Abusers have as much power as they are given. Choose not to feed that monster anymore!

If you are in an abusive situation, seek help. If you’re recovering from abuse, seek help. Allow God to guide your way out of your physical and emotional chains. It’s time to start living the life you were created to live. Know this, God is with you, and has a great purpose for your life. Close your ears to the lies of your abusers. God created you; beautiful, smart, strong and capable. You are not alone!!

Be blessed.

DVAM-Domestic Violence Awareness Month

October: Domestic Violence Awareness Month

Domestic violence against woman.
Image via Wikipedia

Abuse is a cause very dear to my heart; all kinds of abuse. I think it’s despicable that someone will use their God’s given talents to overpower another creation and enslave it. October is domestic violence awareness month and I want to use this forum to give some hope to those who are in a domestic violence situation or recovering from it.

It may sound very basic, but there are people that have not realized that they are in a domestic violence situation. The primary causes its denial. Many people feel like their situation is not abusive because they don’t have bruises to show or their partners have never raised a hand on them. Others do know that they are being abused, but shame, guilt, erroneous beliefs, finances and fear may have them paralyzed to make a decision out of their abusive relationships. I don’t judge your choice of staying or leaving. All I do know is that God wants so much more for you.

Abuse comes in different shapes and forms. Physical abuse is more evident and not to be taken for granted. Emotional and psychological abuse is just as traumatizing and leaves permanent scars in those who endure them.

What is emotional and psychological abuse?

I want you to read the article in the link below. Basically it says that when you’re humiliated, manipulated and coerced into things that you don’t want to do. That’s emotional abuse!

http://www.womansdivorce.com/psychological-emotional-abuse.html

Regardless of the type of abuse someone is enduring, this is not what we were created for. For the most part the abuse comes from men to women, although we recognize that there are men that are being abused and it’s totally unacceptable as well. The Bible specifically states “God-of-the-Angel-Armies says, “I hate the violent dismembering of the ‘one flesh’ of marriage.” So watch yourselves. (Malachi 2:16 MSG). In a marriage, who’s the “one flesh”? The spouse. God doesn’t approve of violence in our homes.

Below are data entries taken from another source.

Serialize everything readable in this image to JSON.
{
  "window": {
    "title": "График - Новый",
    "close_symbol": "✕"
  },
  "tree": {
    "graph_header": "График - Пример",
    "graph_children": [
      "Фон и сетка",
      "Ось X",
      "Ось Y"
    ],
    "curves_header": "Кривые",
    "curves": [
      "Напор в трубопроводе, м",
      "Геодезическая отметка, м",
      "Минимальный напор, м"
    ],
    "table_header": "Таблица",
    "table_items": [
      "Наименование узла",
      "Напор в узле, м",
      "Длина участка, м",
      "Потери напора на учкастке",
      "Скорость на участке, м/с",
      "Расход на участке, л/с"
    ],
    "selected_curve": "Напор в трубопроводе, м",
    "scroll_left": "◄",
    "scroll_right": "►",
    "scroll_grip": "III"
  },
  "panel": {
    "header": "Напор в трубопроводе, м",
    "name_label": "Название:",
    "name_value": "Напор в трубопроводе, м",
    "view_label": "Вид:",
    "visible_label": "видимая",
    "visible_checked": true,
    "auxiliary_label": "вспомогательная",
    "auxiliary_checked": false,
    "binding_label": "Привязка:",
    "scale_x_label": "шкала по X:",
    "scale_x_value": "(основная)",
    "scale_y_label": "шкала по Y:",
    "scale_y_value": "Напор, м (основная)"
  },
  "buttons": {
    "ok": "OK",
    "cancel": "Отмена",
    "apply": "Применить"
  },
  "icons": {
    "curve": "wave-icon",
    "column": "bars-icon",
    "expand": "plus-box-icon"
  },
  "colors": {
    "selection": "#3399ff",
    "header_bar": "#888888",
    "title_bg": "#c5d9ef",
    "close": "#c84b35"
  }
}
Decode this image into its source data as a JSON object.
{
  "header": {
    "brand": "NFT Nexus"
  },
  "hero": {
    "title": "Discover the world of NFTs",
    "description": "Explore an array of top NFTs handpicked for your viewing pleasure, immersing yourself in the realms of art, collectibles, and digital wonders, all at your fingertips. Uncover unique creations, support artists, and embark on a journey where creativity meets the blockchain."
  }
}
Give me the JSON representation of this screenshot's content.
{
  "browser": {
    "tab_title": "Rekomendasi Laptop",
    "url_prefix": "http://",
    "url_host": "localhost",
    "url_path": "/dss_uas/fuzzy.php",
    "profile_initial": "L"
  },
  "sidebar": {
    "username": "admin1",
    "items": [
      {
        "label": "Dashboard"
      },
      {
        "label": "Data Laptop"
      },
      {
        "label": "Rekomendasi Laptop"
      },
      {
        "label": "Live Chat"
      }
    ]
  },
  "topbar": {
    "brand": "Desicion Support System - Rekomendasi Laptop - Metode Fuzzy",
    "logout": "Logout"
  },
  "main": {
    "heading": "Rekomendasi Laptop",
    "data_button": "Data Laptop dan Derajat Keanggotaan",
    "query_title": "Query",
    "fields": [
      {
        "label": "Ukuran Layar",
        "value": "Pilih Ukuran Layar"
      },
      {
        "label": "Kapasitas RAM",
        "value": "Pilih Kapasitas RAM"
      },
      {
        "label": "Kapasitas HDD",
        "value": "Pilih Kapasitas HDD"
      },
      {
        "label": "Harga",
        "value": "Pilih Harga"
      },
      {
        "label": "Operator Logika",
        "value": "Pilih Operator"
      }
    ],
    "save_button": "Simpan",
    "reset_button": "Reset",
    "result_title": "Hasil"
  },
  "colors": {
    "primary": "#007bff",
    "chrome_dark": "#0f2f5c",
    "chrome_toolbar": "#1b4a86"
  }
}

Proverbs 10:11 “The mouth of a righteous man is a well of life: but violence covered the mouth of the wicked” We are supposed to treat others in love, God doesn’t approve of verbally abusing each other. James 3:10 “Out of the same mouth proceeded blessing and cursing. My brethren, these things ought not so to be” Our mouth was created to praise God, eat…lol!, and bless others…not to use it as a weapon against others.

There’s so much ground to cover on this subject. To be honest, I’m learning along with you. Join me in this journey during this month, to uncover the truth of God’s plan for our lives, which is to prosper us and give us a brighter future (Jeremiah 29:11) and not of destruction. Abuse destroys lives and that’s not the plan of God.

If you’re in an abusive situation, seek help. Even if a door doesn’t open right away, keep knocking. Yes pray, but act! Even if you’re not in a domestic violence situation, join us in this discussion and support our brothers and sisters in pain.

Be blessed.